Users and applications
Formal description
Use in data structures
Architectural roots
Making pointers safer
Simulation using an array index
Project partners & contact details
The first BlitzMax compiler was released in December 2004 for Mac OS X. This made it the first Blitz dialect that could be compiled on *nix platforms. Compilers for Microsoft Windows and Linux were subsequently released in May 2005. BlitzMax brought the largest change of language structure to the modern range of Blitz products by extending the type system to include object-oriented concepts and modifying the graphics API to better suit OpenGL. BlitzMax was also the first of the Blitz languages to represent strings internally using UCS2, allowing native-support for string literals composed of non-ASCII characters.
BlitzMax's platform-agnostic command-set allows developers to compile and run source code on multiple platforms. However the official compiler and build chain will only generate binaries for the platform that it is executing on. Unofficially, users have been able to get Linux and Mac OS X to cross-compile to the Windows platform.
BlitzMax is also the first modular version of the Blitz languages, improving the extensibility of the command-set. In addition, all of the standard modules shipped with the compiler are open-source and so can be tweaked and recompiled by the programmer if necessary. The official BlitzMax cross-platform GUI module (known as MaxGUI) allows developers to write GUI interfaces for their applications on Linux (FLTK), Mac (Cocoa) and Windows. Various user-contributed modules extend the use of the language by wrapping such libraries as wxWidgets, Cairo, and Fontconfig as well as a selection of database modules. There are also a selection of third-party 3D modules available namely MiniB3D - an open-source OpenGL engine which can be compiled and used on all three of BlitzMax's supported platforms.
In October 2007, BlitzMax 1.26 was released which included the addition of a reflection module.
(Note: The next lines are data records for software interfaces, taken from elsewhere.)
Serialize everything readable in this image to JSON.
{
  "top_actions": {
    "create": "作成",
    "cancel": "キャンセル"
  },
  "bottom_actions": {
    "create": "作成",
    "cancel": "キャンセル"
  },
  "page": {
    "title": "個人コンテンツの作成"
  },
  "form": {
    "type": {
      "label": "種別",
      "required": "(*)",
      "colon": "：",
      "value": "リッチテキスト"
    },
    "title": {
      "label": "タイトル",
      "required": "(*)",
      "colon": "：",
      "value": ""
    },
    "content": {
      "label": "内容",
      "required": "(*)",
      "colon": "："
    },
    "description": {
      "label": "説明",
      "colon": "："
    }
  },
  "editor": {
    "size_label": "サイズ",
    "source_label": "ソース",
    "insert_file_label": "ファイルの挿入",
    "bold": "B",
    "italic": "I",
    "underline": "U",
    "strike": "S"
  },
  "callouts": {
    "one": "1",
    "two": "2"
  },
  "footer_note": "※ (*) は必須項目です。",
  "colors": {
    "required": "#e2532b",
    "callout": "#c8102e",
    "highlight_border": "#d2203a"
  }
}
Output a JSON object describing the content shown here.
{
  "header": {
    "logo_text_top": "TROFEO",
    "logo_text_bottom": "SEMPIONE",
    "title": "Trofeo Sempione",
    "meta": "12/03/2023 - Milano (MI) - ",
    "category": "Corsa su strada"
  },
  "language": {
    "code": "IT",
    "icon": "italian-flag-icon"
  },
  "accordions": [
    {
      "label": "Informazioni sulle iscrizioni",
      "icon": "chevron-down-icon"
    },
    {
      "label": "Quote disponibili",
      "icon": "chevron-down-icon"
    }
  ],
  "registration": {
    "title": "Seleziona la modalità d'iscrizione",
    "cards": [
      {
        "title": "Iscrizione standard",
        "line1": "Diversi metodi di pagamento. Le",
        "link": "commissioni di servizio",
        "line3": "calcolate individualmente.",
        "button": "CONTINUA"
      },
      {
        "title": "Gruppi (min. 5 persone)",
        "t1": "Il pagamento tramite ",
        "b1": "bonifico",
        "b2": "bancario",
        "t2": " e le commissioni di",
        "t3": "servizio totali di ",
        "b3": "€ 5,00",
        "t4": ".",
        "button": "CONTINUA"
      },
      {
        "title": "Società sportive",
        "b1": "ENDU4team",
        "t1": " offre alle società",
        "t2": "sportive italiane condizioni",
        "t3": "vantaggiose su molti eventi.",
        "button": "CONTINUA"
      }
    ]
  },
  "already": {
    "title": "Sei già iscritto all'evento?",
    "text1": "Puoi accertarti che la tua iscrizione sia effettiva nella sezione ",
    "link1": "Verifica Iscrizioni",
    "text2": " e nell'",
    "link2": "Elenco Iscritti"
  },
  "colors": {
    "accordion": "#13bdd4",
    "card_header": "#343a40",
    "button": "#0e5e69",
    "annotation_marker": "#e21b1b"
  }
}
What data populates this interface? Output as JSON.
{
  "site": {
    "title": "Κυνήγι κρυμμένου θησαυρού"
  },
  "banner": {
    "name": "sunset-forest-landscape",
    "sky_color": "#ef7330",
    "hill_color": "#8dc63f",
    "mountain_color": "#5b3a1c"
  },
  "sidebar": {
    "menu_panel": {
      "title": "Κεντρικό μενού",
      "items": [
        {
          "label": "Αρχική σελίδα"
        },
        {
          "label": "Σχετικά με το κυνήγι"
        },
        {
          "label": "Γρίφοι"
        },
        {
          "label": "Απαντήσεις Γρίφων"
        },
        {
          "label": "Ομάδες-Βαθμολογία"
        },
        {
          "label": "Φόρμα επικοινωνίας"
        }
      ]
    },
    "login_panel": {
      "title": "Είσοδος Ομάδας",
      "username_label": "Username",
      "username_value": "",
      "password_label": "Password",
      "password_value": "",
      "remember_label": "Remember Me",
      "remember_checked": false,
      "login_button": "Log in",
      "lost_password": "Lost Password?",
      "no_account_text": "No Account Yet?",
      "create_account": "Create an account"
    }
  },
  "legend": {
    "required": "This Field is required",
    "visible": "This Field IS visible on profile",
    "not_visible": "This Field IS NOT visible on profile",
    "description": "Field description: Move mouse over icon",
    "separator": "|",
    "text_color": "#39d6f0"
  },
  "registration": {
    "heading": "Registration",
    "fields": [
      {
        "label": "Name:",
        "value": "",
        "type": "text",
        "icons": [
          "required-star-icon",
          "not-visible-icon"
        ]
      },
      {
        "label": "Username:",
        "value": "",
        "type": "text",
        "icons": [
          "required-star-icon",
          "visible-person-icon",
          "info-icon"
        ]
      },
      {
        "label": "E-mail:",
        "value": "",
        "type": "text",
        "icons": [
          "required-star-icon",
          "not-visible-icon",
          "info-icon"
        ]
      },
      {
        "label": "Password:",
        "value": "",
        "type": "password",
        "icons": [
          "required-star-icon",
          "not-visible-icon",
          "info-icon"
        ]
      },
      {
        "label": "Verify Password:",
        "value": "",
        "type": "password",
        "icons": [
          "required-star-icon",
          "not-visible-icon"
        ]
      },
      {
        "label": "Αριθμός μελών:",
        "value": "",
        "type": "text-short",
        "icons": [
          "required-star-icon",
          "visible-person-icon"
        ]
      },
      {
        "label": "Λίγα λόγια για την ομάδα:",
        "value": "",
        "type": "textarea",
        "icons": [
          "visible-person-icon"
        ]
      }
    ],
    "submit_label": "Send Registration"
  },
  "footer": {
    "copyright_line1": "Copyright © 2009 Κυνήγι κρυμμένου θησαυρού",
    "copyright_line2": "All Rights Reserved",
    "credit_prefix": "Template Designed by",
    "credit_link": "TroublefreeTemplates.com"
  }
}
BlitzMax 1.32 shipped new threading and Lua scripting modules and most of the standard library functions have been updated so that they are unicode friendly.